*** The data ***
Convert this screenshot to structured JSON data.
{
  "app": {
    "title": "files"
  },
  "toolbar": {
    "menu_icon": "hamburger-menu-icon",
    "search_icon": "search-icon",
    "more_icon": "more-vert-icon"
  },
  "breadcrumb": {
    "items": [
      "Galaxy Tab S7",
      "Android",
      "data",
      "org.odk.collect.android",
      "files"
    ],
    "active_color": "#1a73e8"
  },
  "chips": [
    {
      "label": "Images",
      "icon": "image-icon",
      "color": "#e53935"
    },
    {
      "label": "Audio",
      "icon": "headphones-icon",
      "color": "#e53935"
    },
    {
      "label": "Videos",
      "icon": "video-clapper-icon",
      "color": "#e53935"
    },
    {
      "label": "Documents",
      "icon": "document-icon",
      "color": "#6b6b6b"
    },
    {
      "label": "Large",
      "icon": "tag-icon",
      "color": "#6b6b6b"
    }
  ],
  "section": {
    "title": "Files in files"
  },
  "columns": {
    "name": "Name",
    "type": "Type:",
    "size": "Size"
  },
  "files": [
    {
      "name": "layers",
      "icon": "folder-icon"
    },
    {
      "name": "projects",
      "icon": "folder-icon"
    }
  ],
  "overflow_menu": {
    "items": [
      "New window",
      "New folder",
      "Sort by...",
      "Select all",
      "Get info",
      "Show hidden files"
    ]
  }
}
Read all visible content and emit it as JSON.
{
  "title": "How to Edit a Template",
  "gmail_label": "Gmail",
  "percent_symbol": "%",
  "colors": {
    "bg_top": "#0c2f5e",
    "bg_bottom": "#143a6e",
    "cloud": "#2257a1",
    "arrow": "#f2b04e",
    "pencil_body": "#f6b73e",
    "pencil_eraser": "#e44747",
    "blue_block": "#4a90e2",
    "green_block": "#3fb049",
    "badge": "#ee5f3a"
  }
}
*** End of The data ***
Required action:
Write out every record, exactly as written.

Answer box:
Convert this screenshot to structured JSON data.
{
  "app": {
    "title": "files"
  },
  "toolbar": {
    "menu_icon": "hamburger-menu-icon",
    "search_icon": "search-icon",
    "more_icon": "more-vert-icon"
  },
  "breadcrumb": {
    "items": [
      "Galaxy Tab S7",
      "Android",
      "data",
      "org.odk.collect.android",
      "files"
    ],
    "active_color": "#1a73e8"
  },
  "chips": [
    {
      "label": "Images",
      "icon": "image-icon",
      "color": "#e53935"
    },
    {
      "label": "Audio",
      "icon": "headphones-icon",
      "color": "#e53935"
    },
    {
      "label": "Videos",
      "icon": "video-clapper-icon",
      "color": "#e53935"
    },
    {
      "label": "Documents",
      "icon": "document-icon",
      "color": "#6b6b6b"
    },
    {
      "label": "Large",
      "icon": "tag-icon",
      "color": "#6b6b6b"
    }
  ],
  "section": {
    "title": "Files in files"
  },
  "columns": {
    "name": "Name",
    "type": "Type:",
    "size": "Size"
  },
  "files": [
    {
      "name": "layers",
      "icon": "folder-icon"
    },
    {
      "name": "projects",
      "icon": "folder-icon"
    }
  ],
  "overflow_menu": {
    "items": [
      "New window",
      "New folder",
      "Sort by...",
      "Select all",
      "Get info",
      "Show hidden files"
    ]
  }
}
Read all visible content and emit it as JSON.
{
  "title": "How to Edit a Template",
  "gmail_label": "Gmail",
  "percent_symbol": "%",
  "colors": {
    "bg_top": "#0c2f5e",
    "bg_bottom": "#143a6e",
    "cloud": "#2257a1",
    "arrow": "#f2b04e",
    "pencil_body": "#f6b73e",
    "pencil_eraser": "#e44747",
    "blue_block": "#4a90e2",
    "green_block": "#3fb049",
    "badge": "#ee5f3a"
  }
}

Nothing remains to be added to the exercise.